Dataset records
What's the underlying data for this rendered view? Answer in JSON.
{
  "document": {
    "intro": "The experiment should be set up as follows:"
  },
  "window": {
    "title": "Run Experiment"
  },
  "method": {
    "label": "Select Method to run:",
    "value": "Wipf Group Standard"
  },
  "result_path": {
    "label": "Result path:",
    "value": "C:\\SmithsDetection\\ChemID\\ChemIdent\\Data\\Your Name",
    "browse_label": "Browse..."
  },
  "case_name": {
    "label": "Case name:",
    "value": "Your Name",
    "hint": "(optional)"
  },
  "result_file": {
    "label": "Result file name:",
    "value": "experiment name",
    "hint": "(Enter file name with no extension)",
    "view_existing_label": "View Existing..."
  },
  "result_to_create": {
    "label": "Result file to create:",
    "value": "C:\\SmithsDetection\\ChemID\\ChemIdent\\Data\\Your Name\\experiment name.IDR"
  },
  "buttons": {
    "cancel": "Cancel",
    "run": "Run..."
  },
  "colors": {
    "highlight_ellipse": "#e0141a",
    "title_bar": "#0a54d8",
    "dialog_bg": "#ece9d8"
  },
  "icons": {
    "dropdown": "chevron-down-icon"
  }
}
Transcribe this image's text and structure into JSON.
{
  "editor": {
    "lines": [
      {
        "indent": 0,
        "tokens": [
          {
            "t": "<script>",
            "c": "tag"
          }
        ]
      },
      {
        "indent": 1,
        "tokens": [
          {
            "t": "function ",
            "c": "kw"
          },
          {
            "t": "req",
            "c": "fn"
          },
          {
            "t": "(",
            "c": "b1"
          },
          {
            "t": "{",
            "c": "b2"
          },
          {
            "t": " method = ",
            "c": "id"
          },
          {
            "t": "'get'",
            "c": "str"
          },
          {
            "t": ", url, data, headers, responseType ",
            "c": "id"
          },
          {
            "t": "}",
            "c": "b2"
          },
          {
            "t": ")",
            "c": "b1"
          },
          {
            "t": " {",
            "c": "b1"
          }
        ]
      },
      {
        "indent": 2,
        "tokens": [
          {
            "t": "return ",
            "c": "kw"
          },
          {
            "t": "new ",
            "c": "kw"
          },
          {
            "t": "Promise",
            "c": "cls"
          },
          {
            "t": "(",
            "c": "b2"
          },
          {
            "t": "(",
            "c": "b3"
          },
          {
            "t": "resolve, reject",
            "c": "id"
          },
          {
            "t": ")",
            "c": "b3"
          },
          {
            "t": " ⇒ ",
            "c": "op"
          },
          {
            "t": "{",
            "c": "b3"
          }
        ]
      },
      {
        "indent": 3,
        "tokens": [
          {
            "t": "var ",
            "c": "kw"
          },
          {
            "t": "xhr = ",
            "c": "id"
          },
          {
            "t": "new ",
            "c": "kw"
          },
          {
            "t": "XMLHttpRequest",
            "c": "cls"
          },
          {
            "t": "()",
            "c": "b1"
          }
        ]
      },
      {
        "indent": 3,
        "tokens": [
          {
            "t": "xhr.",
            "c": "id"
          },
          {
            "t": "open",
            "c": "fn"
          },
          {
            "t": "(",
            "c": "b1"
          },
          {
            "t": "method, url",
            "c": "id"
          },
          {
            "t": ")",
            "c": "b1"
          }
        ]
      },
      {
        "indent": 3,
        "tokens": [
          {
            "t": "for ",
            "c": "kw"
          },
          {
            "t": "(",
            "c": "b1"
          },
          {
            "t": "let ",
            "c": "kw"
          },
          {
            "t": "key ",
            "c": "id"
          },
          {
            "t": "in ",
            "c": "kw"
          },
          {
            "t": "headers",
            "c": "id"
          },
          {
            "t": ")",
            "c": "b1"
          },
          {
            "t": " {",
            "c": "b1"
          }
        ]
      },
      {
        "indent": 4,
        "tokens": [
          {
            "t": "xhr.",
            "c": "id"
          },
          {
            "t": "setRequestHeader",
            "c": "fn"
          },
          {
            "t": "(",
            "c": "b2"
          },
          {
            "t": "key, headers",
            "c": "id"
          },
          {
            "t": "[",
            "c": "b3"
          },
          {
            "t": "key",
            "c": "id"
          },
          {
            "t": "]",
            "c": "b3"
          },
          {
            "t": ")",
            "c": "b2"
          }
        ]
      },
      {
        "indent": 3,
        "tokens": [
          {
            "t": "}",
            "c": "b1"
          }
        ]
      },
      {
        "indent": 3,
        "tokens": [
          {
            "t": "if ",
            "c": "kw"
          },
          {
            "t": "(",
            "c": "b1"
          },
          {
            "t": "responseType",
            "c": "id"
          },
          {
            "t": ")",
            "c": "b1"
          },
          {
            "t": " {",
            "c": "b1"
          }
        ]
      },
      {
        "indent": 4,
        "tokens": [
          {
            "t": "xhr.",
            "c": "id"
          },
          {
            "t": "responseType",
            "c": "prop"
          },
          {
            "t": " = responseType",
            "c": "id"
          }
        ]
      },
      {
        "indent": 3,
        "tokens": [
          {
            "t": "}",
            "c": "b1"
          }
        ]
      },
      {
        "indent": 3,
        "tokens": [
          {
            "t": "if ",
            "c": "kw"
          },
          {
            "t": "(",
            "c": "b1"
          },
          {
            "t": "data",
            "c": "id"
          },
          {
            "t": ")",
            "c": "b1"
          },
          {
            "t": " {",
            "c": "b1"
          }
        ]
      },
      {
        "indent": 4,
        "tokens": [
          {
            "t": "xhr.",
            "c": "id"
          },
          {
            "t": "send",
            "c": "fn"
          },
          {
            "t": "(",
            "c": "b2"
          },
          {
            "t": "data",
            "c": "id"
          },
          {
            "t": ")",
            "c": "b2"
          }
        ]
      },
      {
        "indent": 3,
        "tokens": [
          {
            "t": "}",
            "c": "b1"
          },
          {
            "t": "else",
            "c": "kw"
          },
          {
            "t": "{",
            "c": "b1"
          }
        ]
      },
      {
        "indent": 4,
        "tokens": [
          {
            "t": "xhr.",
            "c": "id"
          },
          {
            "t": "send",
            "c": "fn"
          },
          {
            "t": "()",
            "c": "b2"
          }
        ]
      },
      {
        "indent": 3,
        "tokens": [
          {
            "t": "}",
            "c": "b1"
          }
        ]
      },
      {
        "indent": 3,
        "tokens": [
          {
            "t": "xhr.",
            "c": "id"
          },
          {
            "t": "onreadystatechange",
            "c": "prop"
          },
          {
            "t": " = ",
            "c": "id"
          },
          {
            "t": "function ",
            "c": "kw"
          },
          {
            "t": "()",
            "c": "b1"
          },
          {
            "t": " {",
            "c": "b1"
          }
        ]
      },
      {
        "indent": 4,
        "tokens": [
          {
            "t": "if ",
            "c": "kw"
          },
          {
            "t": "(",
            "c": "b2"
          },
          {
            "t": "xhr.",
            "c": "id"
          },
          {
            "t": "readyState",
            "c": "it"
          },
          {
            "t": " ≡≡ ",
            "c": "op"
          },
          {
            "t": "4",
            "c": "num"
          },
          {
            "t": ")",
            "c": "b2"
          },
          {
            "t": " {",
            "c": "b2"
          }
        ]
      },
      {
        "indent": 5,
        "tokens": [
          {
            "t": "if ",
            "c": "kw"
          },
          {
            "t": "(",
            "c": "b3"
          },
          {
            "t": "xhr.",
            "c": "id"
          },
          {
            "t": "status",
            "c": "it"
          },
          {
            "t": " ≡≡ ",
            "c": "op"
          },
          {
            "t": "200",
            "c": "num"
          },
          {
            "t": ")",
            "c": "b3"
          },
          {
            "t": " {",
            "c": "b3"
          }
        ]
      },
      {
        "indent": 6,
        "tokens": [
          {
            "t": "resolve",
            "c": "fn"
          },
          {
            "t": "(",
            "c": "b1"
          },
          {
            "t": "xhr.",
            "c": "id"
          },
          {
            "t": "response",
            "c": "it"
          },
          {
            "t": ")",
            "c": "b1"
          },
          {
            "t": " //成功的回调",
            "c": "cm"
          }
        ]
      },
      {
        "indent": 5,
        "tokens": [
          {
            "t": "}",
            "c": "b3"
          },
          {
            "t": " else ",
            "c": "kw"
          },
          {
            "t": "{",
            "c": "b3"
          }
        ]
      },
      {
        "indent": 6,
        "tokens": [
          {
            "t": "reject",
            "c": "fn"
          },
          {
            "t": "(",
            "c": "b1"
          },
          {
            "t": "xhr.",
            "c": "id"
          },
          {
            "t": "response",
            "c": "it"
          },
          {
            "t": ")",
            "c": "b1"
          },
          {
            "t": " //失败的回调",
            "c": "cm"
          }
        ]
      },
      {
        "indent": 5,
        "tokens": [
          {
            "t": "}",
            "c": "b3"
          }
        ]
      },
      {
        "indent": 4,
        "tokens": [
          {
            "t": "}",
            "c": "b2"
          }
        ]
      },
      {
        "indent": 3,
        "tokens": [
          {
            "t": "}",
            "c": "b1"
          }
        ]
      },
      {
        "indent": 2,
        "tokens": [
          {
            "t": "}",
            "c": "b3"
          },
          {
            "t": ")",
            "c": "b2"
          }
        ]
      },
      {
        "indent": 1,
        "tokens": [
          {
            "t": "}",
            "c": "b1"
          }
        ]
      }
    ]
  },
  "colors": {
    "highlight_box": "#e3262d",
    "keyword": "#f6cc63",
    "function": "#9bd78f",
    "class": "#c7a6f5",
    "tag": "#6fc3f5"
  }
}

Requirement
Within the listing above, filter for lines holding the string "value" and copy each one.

Response below
    "value": "Wipf Group Standard"
    "value": "C:\\SmithsDetection\\ChemID\\ChemIdent\\Data\\Your Name",
    "value": "Your Name",
    "value": "experiment name",
    "value": "C:\\SmithsDetection\\ChemID\\ChemIdent\\Data\\Your Name\\experiment name.IDR"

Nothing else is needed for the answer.